When Crystal Palace and Liverpool played last October, Luis Suarez was fresh off a ten-game ban for biting an opponent. Palace was a cute little newly promoted team that many pundits predicted would bounce right back down. Since then, Palace has changed coaches and gone on a winning streak that has them comfortably mid-table (something I like to think of as the “reverse-curse of Rebecca Lowe”). All Suarez did was scored 31 goals to tie the Premier League single season scoring record.
After a ten-game ban.
Suarez definitely has an in-your-face element to his game; he’s good, he knows it and he delights in being him. Soon after he got his record-tying goal, he got a yellow card, bringing the universe back into balance. Today was apparently a day for ties.
When these two teams met back in October, Liverpool was in first place. Today, Crystal Palace played only for pride. Liverpool still wanted a shot at the title, and thus had every excuse to run up the score. As an impartial observer who tends more blue than red, I wanted to see them score five, six, whatever (nothing personal Palace fans). I wanted to see someone take a run at Manchester City sitting there in first place, so close (tied with Liverpool in terms of points) but still seemingly out of reach (with a pretty sizable goal difference late in the season).
Last season, Manchester United put the league away with several weeks to go; Manchester City, on the other hand, threatened to make a habit of keeping the last day of league play interesting. Liverpool would have loved to put them in a position where they had to do it again.
But in the late minutes, they let Palace score. Not once, not twice, but three times. Suarez tied the record, but Palace tied Liverpool, making his accomplishment nice but not good enough to deliver the trophy. Imagine if he’d kept his teeth to himself last year what his impact might have been over those ten games. They might not have needed him for early-season wins, but they almost needed him for the goals.

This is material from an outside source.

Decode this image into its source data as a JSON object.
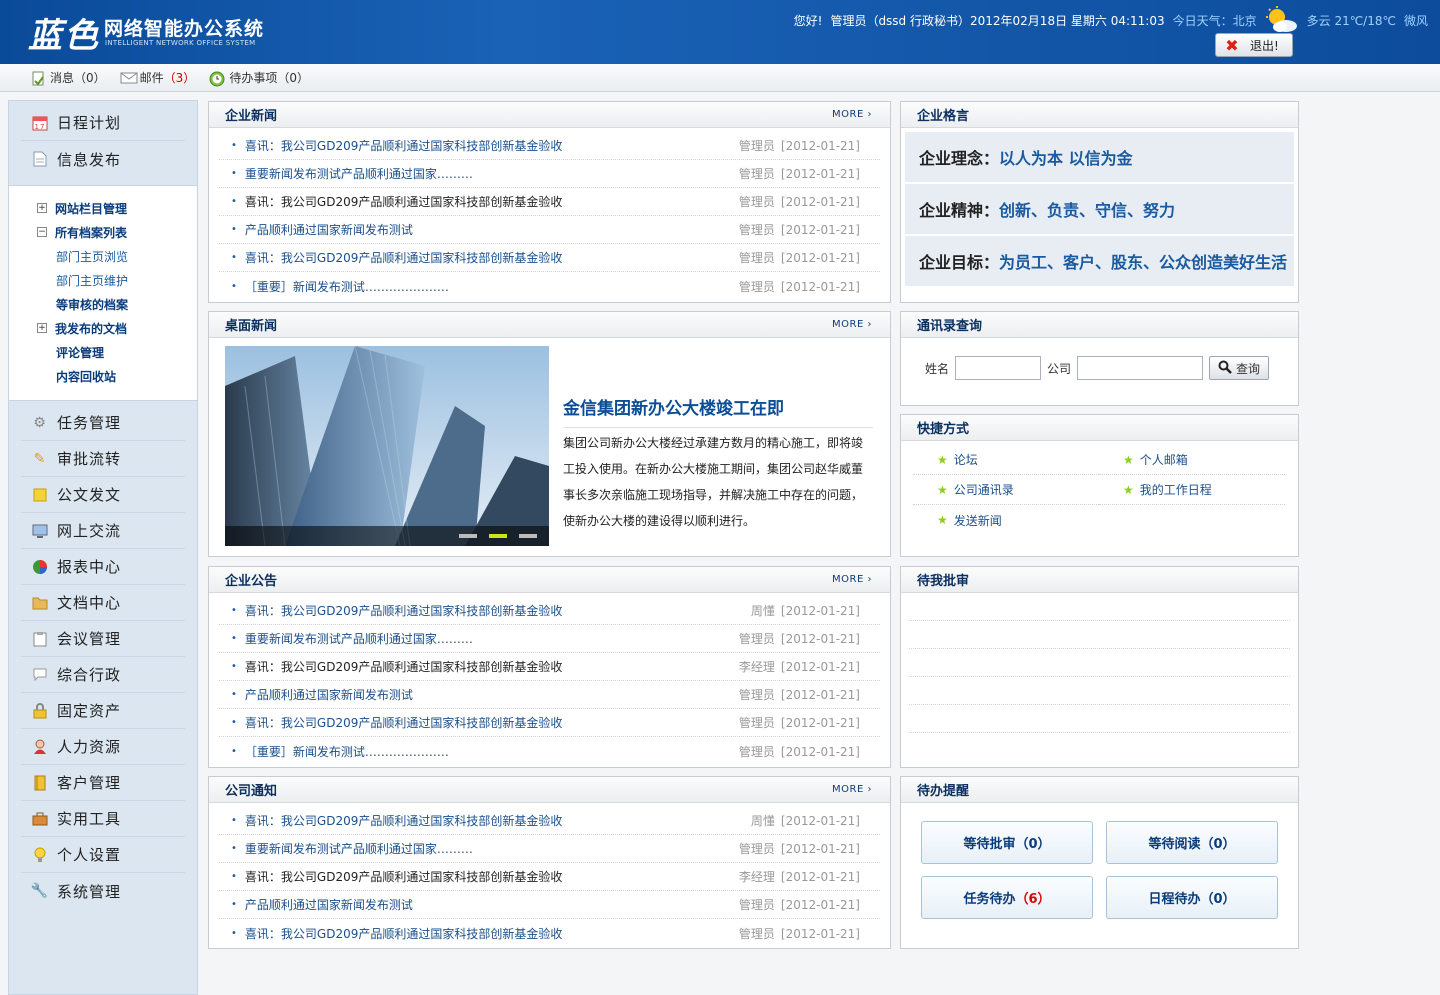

In the end, seemingly-little Crystal Palace was the key; Manchester City beat them, and Liverpool did not.